_ACTIVITY_: Once the pictures are set aside, copy the data below exactly as it stands.

· · ·

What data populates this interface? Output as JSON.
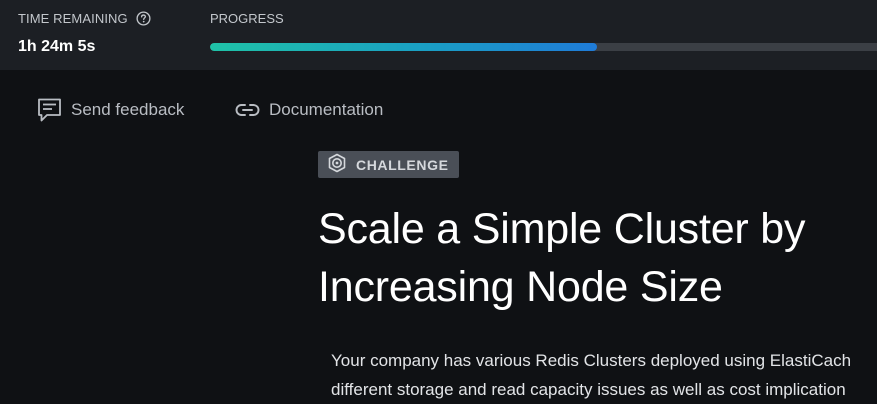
{
  "header": {
    "time_remaining_label": "TIME REMAINING",
    "time_remaining_value": "1h 24m 5s",
    "progress_label": "PROGRESS",
    "progress_fraction": 0.58
  },
  "toolbar": {
    "feedback_label": "Send feedback",
    "feedback_icon": "message-feedback-icon",
    "docs_label": "Documentation",
    "docs_icon": "link-icon"
  },
  "content": {
    "badge_label": "CHALLENGE",
    "badge_icon": "challenge-target-icon",
    "title": "Scale a Simple Cluster by Increasing Node Size",
    "description_lines": [
      "Your company has various Redis Clusters deployed using ElastiCach",
      "different storage and read capacity issues as well as cost implication"
    ]
  },
  "colors": {
    "background": "#0f1114",
    "topbar": "#1c1f24",
    "progress_start": "#1fc2a7",
    "progress_end": "#1f7bd8",
    "badge_bg": "#4a4f57"
  }
}
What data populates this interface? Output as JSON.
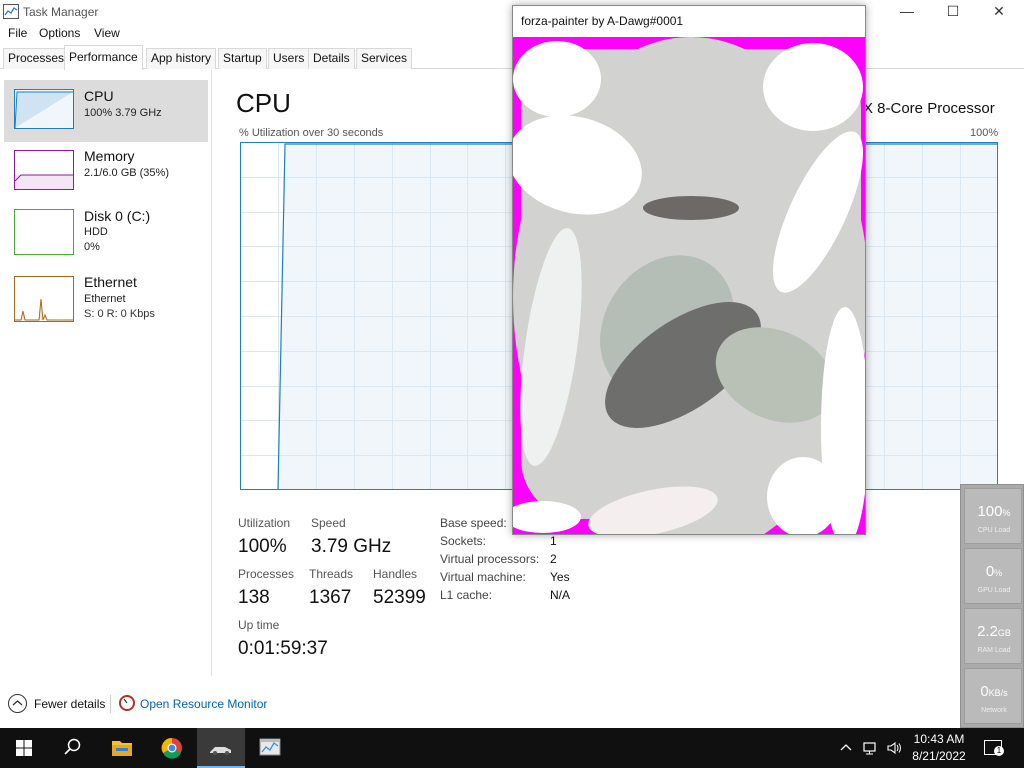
{
  "window": {
    "title": "Task Manager",
    "min": "—",
    "max": "☐",
    "close": "✕"
  },
  "menu": [
    "File",
    "Options",
    "View"
  ],
  "tabs": [
    "Processes",
    "Performance",
    "App history",
    "Startup",
    "Users",
    "Details",
    "Services"
  ],
  "active_tab": "Performance",
  "sidebar": {
    "items": [
      {
        "name": "CPU",
        "line1": "100%  3.79 GHz",
        "line2": "",
        "color": "#1f7fbf"
      },
      {
        "name": "Memory",
        "line1": "2.1/6.0 GB (35%)",
        "line2": "",
        "color": "#8b1a9c"
      },
      {
        "name": "Disk 0 (C:)",
        "line1": "HDD",
        "line2": "0%",
        "color": "#4da832"
      },
      {
        "name": "Ethernet",
        "line1": "Ethernet",
        "line2": "S: 0  R: 0 Kbps",
        "color": "#a66a1c"
      }
    ]
  },
  "main": {
    "title": "CPU",
    "processor": "X 8-Core Processor",
    "graph_caption": "% Utilization over 30 seconds",
    "graph_max": "100%",
    "stats": {
      "utilization_label": "Utilization",
      "utilization": "100%",
      "speed_label": "Speed",
      "speed": "3.79 GHz",
      "processes_label": "Processes",
      "processes": "138",
      "threads_label": "Threads",
      "threads": "1367",
      "handles_label": "Handles",
      "handles": "52399",
      "uptime_label": "Up time",
      "uptime": "0:01:59:37"
    },
    "info": [
      {
        "label": "Base speed:",
        "value": ""
      },
      {
        "label": "Sockets:",
        "value": "1"
      },
      {
        "label": "Virtual processors:",
        "value": "2"
      },
      {
        "label": "Virtual machine:",
        "value": "Yes"
      },
      {
        "label": "L1 cache:",
        "value": "N/A"
      }
    ]
  },
  "footer": {
    "fewer_details": "Fewer details",
    "resource_monitor": "Open Resource Monitor"
  },
  "painter": {
    "title": "forza-painter by A-Dawg#0001",
    "background": "#ff00ff"
  },
  "gadget": [
    {
      "value": "100",
      "unit": "%",
      "label": "CPU Load"
    },
    {
      "value": "0",
      "unit": "%",
      "label": "GPU Load"
    },
    {
      "value": "2.2",
      "unit": "GB",
      "label": "RAM Load"
    },
    {
      "value": "0",
      "unit": "KB/s",
      "label": "Network"
    }
  ],
  "taskbar": {
    "time": "10:43 AM",
    "date": "8/21/2022",
    "notifications": "1",
    "icons": [
      "windows-start-icon",
      "search-icon",
      "file-explorer-icon",
      "chrome-icon",
      "car-app-icon",
      "task-manager-icon"
    ]
  },
  "colors": {
    "cpu_accent": "#1f7fbf",
    "graph_fill": "#f1f6fa",
    "grid": "#d9e7f2",
    "taskbar": "#101010"
  }
}
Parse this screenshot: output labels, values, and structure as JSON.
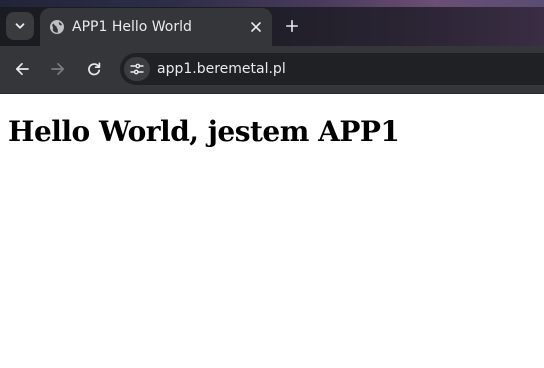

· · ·

_TASK OUTPUT_:
What data populates this interface? Output as JSON.
{
  "header": {
    "time_remaining_label": "TIME REMAINING",
    "time_remaining_value": "1h 24m 5s",
    "progress_label": "PROGRESS",
    "progress_fraction": 0.58
  },
  "toolbar": {
    "feedback_label": "Send feedback",
    "feedback_icon": "message-feedback-icon",
    "docs_label": "Documentation",
    "docs_icon": "link-icon"
  },
  "content": {
    "badge_label": "CHALLENGE",
    "badge_icon": "challenge-target-icon",
    "title": "Scale a Simple Cluster by Increasing Node Size",
    "description_lines": [
      "Your company has various Redis Clusters deployed using ElastiCach",
      "different storage and read capacity issues as well as cost implication"
    ]
  },
  "colors": {
    "background": "#0f1114",
    "topbar": "#1c1f24",
    "progress_start": "#1fc2a7",
    "progress_end": "#1f7bd8",
    "badge_bg": "#4a4f57"
  }
}
What data populates this interface? Output as JSON.
{
  "window": {
    "title": "Task Manager",
    "min": "—",
    "max": "☐",
    "close": "✕"
  },
  "menu": [
    "File",
    "Options",
    "View"
  ],
  "tabs": [
    "Processes",
    "Performance",
    "App history",
    "Startup",
    "Users",
    "Details",
    "Services"
  ],
  "active_tab": "Performance",
  "sidebar": {
    "items": [
      {
        "name": "CPU",
        "line1": "100%  3.79 GHz",
        "line2": "",
        "color": "#1f7fbf"
      },
      {
        "name": "Memory",
        "line1": "2.1/6.0 GB (35%)",
        "line2": "",
        "color": "#8b1a9c"
      },
      {
        "name": "Disk 0 (C:)",
        "line1": "HDD",
        "line2": "0%",
        "color": "#4da832"
      },
      {
        "name": "Ethernet",
        "line1": "Ethernet",
        "line2": "S: 0  R: 0 Kbps",
        "color": "#a66a1c"
      }
    ]
  },
  "main": {
    "title": "CPU",
    "processor": "X 8-Core Processor",
    "graph_caption": "% Utilization over 30 seconds",
    "graph_max": "100%",
    "stats": {
      "utilization_label": "Utilization",
      "utilization": "100%",
      "speed_label": "Speed",
      "speed": "3.79 GHz",
      "processes_label": "Processes",
      "processes": "138",
      "threads_label": "Threads",
      "threads": "1367",
      "handles_label": "Handles",
      "handles": "52399",
      "uptime_label": "Up time",
      "uptime": "0:01:59:37"
    },
    "info": [
      {
        "label": "Base speed:",
        "value": ""
      },
      {
        "label": "Sockets:",
        "value": "1"
      },
      {
        "label": "Virtual processors:",
        "value": "2"
      },
      {
        "label": "Virtual machine:",
        "value": "Yes"
      },
      {
        "label": "L1 cache:",
        "value": "N/A"
      }
    ]
  },
  "footer": {
    "fewer_details": "Fewer details",
    "resource_monitor": "Open Resource Monitor"
  },
  "painter": {
    "title": "forza-painter by A-Dawg#0001",
    "background": "#ff00ff"
  },
  "gadget": [
    {
      "value": "100",
      "unit": "%",
      "label": "CPU Load"
    },
    {
      "value": "0",
      "unit": "%",
      "label": "GPU Load"
    },
    {
      "value": "2.2",
      "unit": "GB",
      "label": "RAM Load"
    },
    {
      "value": "0",
      "unit": "KB/s",
      "label": "Network"
    }
  ],
  "taskbar": {
    "time": "10:43 AM",
    "date": "8/21/2022",
    "notifications": "1",
    "icons": [
      "windows-start-icon",
      "search-icon",
      "file-explorer-icon",
      "chrome-icon",
      "car-app-icon",
      "task-manager-icon"
    ]
  },
  "colors": {
    "cpu_accent": "#1f7fbf",
    "graph_fill": "#f1f6fa",
    "grid": "#d9e7f2",
    "taskbar": "#101010"
  }
}
Parse this screenshot: output labels, values, and structure as JSON.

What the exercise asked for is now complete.